MEES: New energy efficiency requirements for commercial property
This week the trainee solicitor blog team caught up Tom Bushell, who has recently completed a seat in Corporate Real Estate. Tom has written about the Minimum Energy Efficiency Standards 2015, which come into force this month.
The MEES (Minimum Energy Efficiency Standards) 2015 may apply to any privately rented commercial property.
The regulations are designed to combat the least energy efficient properties by introducing a minimum Energy Performance Certificate (EPC) standard of E or above.
Landlords that do not comply with the requirements face fines of up to £150,000.
When do the regulations apply?
The regulations apply to all commercial property currently required to have an EPC, except for:
- Tenancies for a term of 99 years or more.
- Tenancies for less than 6 months with no right to renew.
The provisions come into force in two stages:
- From 1 April 2018 landlords will be in breach if they grant leases to new or existing tenants of properties carrying an EPC certificate F or G.
- From 1 April 2023 the regulations will apply to all existing tenancies.

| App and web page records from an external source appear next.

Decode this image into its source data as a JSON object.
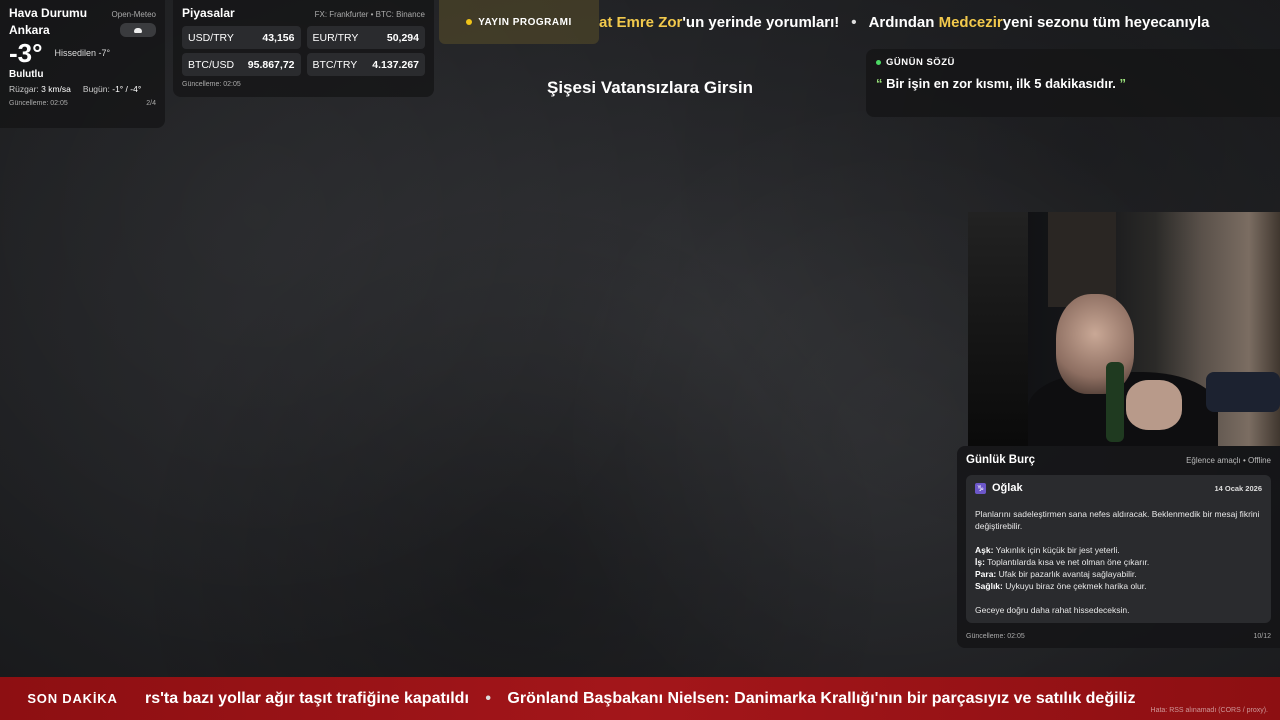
{
  "weather": {
    "title": "Hava Durumu",
    "source": "Open-Meteo",
    "city": "Ankara",
    "icon": "cloud-icon",
    "temperature": "-3°",
    "feels_like": "Hissedilen -7°",
    "condition": "Bulutlu",
    "wind_label": "Rüzgar:",
    "wind_value": "3 km/sa",
    "today_label": "Bugün:",
    "today_value": "-1° / -4°",
    "updated": "Güncelleme: 02:05",
    "page": "2/4"
  },
  "markets": {
    "title": "Piyasalar",
    "source": "FX: Frankfurter • BTC: Binance",
    "items": [
      {
        "label": "USD/TRY",
        "value": "43,156"
      },
      {
        "label": "EUR/TRY",
        "value": "50,294"
      },
      {
        "label": "BTC/USD",
        "value": "95.867,72"
      },
      {
        "label": "BTC/TRY",
        "value": "4.137.267"
      }
    ],
    "updated": "Güncelleme: 02:05"
  },
  "schedule": {
    "label": "YAYIN PROGRAMI",
    "ticker_part1_hl": "at Emre Zor",
    "ticker_part1": "'un yerinde yorumları!",
    "ticker_sep": "•",
    "ticker_part2_pre": "Ardından ",
    "ticker_part2_hl": "Medcezir",
    "ticker_part2": " yeni sezonu tüm heyecanıyla"
  },
  "stream_title": "Şişesi Vatansızlara Girsin",
  "quote": {
    "label": "GÜNÜN SÖZÜ",
    "open_mark": "“",
    "text": "Bir işin en zor kısmı, ilk 5 dakikasıdır.",
    "close_mark": "”"
  },
  "horoscope": {
    "title": "Günlük Burç",
    "mode": "Eğlence amaçlı • Offline",
    "sign_icon": "♑",
    "sign": "Oğlak",
    "date": "14 Ocak 2026",
    "intro": "Planlarını sadeleştirmen sana nefes aldıracak. Beklenmedik bir mesaj fikrini değiştirebilir.",
    "love_label": "Aşk:",
    "love": "Yakınlık için küçük bir jest yeterli.",
    "work_label": "İş:",
    "work": "Toplantılarda kısa ve net olman öne çıkarır.",
    "money_label": "Para:",
    "money": "Ufak bir pazarlık avantaj sağlayabilir.",
    "health_label": "Sağlık:",
    "health": "Uykuyu biraz öne çekmek harika olur.",
    "outro": "Geceye doğru daha rahat hissedeceksin.",
    "updated": "Güncelleme: 02:05",
    "page": "10/12"
  },
  "breaking": {
    "label": "SON DAKİKA",
    "text1": "rs'ta bazı yollar ağır taşıt trafiğine kapatıldı",
    "sep": "•",
    "text2": "Grönland Başbakanı Nielsen: Danimarka Krallığı'nın bir parçasıyız ve satılık değiliz",
    "error": "Hata: RSS alınamadı (CORS / proxy)."
  },
  "colors": {
    "accent_yellow": "#f2c94c",
    "breaking_red": "#a3161a",
    "quote_green": "#9be27c"
  }
}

This will mean that landlords will be in breach if they continue to let a property rated F or G.
Where a property does not meet the necessary standard, the landlord must attempt improvements to raise the EPC rating to E or above.
Consequences of failing to comply
Landlords that fail to comply with the regulations within the first three months face a penalty of £5,000 or 10% of the property’s rateable value (whichever greater). Penalties are capped at a maximum of £50,000.
Where the breach has continued for more than three months the penalty rises to £10,000, or 20% of the rateable value, capped at £150,000.
In both instances the breach may also be published on a public register for at least 12 months.
The regulations specify that a tenancy agreement or lease is valid and enforceable even if it was granted, or continues, in breach of the regulations.
Are any exemptions available?
There are three key exemptions available to landlords, but they only remain in force for 5 years. Landlords must register these, with relevant evidence, on the government PRS Exemptions Register.
The seven year ‘Golden Rule’
If landlords have carried out all relevant efficiency improvements and the building remains sub-standard, or if the improvements will not achieve a seven year payback.
Third party exemption
This applies where energy efficiency improvements would require the consent of a third party, who refuses to give it. The exemption will not succeed if other improvement options remain available.
Property devaluation exemption
This final exemption is applicable where an independent surveyor determines that the improvements would lead to a decrease in market value by more than 5%.
Make sure you consider the MEES requirements early
Approximately 17.5% of UK properties currently have an EPC rating of F or G.
If they have not already done so, landlords should review the EPC ratings of their properties. Where the rating is F or G, they should produce and implement a plan for making the necessary improvements.
Where landlords are granting new tenancies, they should consider who will bear the cost of any required efficiency improvements.